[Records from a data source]
=== Section Start ===

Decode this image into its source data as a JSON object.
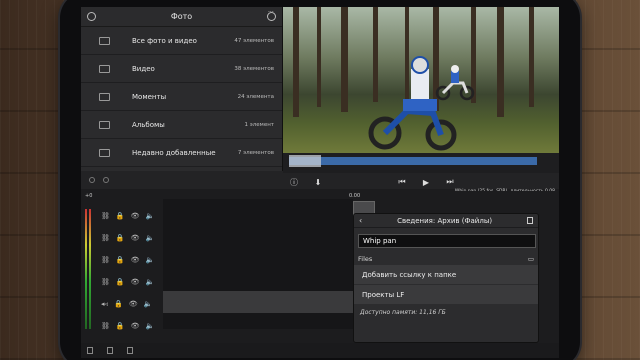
{
  "picker": {
    "title": "Фото",
    "rows": [
      {
        "label": "Все фото и видео",
        "count": "47 элементов",
        "icon": "photo-icon"
      },
      {
        "label": "Видео",
        "count": "38 элементов",
        "icon": "video-icon"
      },
      {
        "label": "Моменты",
        "count": "24 элемента",
        "icon": "moments-icon"
      },
      {
        "label": "Альбомы",
        "count": "1 элемент",
        "icon": "album-icon"
      },
      {
        "label": "Недавно добавленные",
        "count": "7 элементов",
        "icon": "folder-icon"
      }
    ]
  },
  "viewer": {
    "info": "Whip pan (25 fps, SDR), длительность 0.08"
  },
  "transport": {
    "play": "▶",
    "skip": "⏭"
  },
  "timeline": {
    "zero_label": "0.00",
    "plus_label": "+0"
  },
  "popover": {
    "title": "Сведения: Архив (Файлы)",
    "back": "‹",
    "name_value": "Whip pan",
    "section": "Files",
    "items": [
      "Добавить ссылку к папке",
      "Проекты LF"
    ],
    "footer": "Доступно памяти: 11,16 ГБ"
  }
}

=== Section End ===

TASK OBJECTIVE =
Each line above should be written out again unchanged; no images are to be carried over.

SOLUTION =
Decode this image into its source data as a JSON object.
{
  "picker": {
    "title": "Фото",
    "rows": [
      {
        "label": "Все фото и видео",
        "count": "47 элементов",
        "icon": "photo-icon"
      },
      {
        "label": "Видео",
        "count": "38 элементов",
        "icon": "video-icon"
      },
      {
        "label": "Моменты",
        "count": "24 элемента",
        "icon": "moments-icon"
      },
      {
        "label": "Альбомы",
        "count": "1 элемент",
        "icon": "album-icon"
      },
      {
        "label": "Недавно добавленные",
        "count": "7 элементов",
        "icon": "folder-icon"
      }
    ]
  },
  "viewer": {
    "info": "Whip pan (25 fps, SDR), длительность 0.08"
  },
  "transport": {
    "play": "▶",
    "skip": "⏭"
  },
  "timeline": {
    "zero_label": "0.00",
    "plus_label": "+0"
  },
  "popover": {
    "title": "Сведения: Архив (Файлы)",
    "back": "‹",
    "name_value": "Whip pan",
    "section": "Files",
    "items": [
      "Добавить ссылку к папке",
      "Проекты LF"
    ],
    "footer": "Доступно памяти: 11,16 ГБ"
  }
}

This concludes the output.